- Don’t advice like “You should definitely get divorced”.
- Convicting or condemning statements such as “Why didn’t you leave your husband long ago?” or “Why are you …didn’t come earlier?”.
Use of an interpreter
If the victim’s language skills are an obstacle to discussing these issues, a qualified interpreter or representative of the local Domestic Violence Unit should be used. This person should be of the same sex as the victim and sign a confidentiality agreement. During the conversation, the victim should be looked at and talked to. The patient’s partner, other family members or children should not be used as interpreters. It could jeopardize the safety of the victim or they may feel uncomfortable talking about their situation.

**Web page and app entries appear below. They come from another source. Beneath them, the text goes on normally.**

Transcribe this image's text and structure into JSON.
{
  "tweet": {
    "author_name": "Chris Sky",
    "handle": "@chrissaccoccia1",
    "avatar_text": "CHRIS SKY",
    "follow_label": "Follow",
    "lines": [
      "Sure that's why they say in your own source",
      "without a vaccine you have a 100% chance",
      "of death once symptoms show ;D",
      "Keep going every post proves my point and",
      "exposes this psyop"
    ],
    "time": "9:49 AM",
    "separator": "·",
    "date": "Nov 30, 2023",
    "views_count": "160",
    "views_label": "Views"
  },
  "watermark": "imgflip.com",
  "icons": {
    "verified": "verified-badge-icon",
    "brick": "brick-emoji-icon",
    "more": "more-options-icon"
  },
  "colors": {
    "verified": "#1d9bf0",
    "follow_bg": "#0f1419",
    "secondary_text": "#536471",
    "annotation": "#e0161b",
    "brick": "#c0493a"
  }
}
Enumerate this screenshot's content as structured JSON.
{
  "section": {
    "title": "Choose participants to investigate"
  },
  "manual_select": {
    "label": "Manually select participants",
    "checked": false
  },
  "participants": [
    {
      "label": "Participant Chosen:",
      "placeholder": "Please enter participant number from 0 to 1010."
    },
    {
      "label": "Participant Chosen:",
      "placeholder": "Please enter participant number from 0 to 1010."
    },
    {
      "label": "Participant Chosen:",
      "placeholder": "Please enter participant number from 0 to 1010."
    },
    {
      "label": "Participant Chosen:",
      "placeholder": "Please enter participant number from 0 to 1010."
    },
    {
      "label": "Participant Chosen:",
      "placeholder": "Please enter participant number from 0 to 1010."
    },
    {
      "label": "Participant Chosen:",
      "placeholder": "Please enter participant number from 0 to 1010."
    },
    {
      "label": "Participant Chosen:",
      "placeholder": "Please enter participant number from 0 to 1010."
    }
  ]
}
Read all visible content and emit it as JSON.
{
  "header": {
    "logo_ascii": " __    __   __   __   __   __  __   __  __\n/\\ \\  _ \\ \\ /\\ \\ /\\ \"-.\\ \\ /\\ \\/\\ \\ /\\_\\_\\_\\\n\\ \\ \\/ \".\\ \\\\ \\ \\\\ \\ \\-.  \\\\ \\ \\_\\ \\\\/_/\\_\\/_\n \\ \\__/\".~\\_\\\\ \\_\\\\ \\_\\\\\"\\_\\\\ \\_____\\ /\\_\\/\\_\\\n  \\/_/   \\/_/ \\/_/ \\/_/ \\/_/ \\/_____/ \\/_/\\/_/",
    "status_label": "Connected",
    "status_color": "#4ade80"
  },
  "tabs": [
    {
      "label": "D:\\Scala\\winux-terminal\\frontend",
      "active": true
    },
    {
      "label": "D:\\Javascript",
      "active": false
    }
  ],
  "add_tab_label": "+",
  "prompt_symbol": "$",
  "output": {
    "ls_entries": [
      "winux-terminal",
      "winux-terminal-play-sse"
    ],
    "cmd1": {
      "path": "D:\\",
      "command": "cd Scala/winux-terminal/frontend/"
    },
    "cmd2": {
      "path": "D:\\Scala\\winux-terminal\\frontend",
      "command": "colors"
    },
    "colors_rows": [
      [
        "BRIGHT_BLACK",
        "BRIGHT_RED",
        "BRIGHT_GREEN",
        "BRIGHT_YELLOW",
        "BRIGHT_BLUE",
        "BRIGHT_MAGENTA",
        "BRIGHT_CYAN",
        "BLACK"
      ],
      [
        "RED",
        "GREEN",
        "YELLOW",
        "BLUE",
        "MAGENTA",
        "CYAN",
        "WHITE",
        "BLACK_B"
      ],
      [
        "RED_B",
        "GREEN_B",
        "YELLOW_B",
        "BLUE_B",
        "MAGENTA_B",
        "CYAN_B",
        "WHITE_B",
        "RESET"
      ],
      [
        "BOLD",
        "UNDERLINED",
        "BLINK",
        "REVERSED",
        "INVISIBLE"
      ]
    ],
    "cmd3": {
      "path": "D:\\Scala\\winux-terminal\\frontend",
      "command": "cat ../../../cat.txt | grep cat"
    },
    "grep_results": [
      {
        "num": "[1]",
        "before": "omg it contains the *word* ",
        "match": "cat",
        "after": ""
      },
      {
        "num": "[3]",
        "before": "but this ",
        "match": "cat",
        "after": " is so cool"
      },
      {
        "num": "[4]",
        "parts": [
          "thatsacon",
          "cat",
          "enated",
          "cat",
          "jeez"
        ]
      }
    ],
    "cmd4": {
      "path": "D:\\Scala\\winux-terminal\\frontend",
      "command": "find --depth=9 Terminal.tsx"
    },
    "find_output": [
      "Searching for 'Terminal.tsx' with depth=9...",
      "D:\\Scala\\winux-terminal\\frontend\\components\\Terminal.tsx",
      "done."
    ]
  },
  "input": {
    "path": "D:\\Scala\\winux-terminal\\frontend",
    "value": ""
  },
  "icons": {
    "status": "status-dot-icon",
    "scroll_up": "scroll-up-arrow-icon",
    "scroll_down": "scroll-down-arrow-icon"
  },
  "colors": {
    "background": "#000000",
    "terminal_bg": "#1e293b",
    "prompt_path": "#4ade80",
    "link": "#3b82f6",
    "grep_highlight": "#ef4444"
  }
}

Special case: if the victim is a child
Child abuse can occur in countless ways, and the effects vary from child to child. While some children may have bruises or injuries that raise suspicion, this is not always the case. However, the majority of children are less likely to suffer direct physical injury; much more problematic are the long-term effects of violence on the neurological, cognitive and emotional development and health of the child.
There are children who do not want to talk at all. Others disclose domestic violence indirectly by not telling the details unsolicited or in a roundabout way: “Sometimes my stepfather annoys my mother”. The child hopes that the hint they give will be taken up. Many children are insecure because the perpetrator is someone they love.
The child should not be “interrogated”. One should ask simple questions such as:
- “Is there something you’re sad or worried about?”
- “Some kids can get scared at home. What do you believe may scare them?
The child should be reassured. You could say this:
- “I believe you.”
- “I’m glad you came to me.”
- “I’m sorry this happened.”
- “It’s not your fault.”
- “We’ll do something together to get help.”
Marshall B. Rosenberg (2012): Gewaltfreie Kommunikation. Eine Sprache des Lebens. Junfermann
Rollnick/Miller (2012): Motivational Interviewing. Helping people change. Dover Publications
Thought-provoking tasks for social sector professionals
Preparation to identify and respond to domestic violence is paramount.
(1) How well prepared do you feel in this regard and what education and/or training resources are available to you or are you aware of in your area of practice?
(2) Do you have a room where you can speak privately to clients? (Behind curtains or screens is clearly not private or confidential).
(3) In your daily work, how might clients alert you that they wished to speak with you in private?
(4) Do you currently have a clear referral pathway for clients to other services and support?
(5) Do you know what services and supports are available for those who disclose domestic violence daily work, organisation and locality—and are contact details available to you?
(6) Do you know how to make a referral to adult and children’s safeguarding services?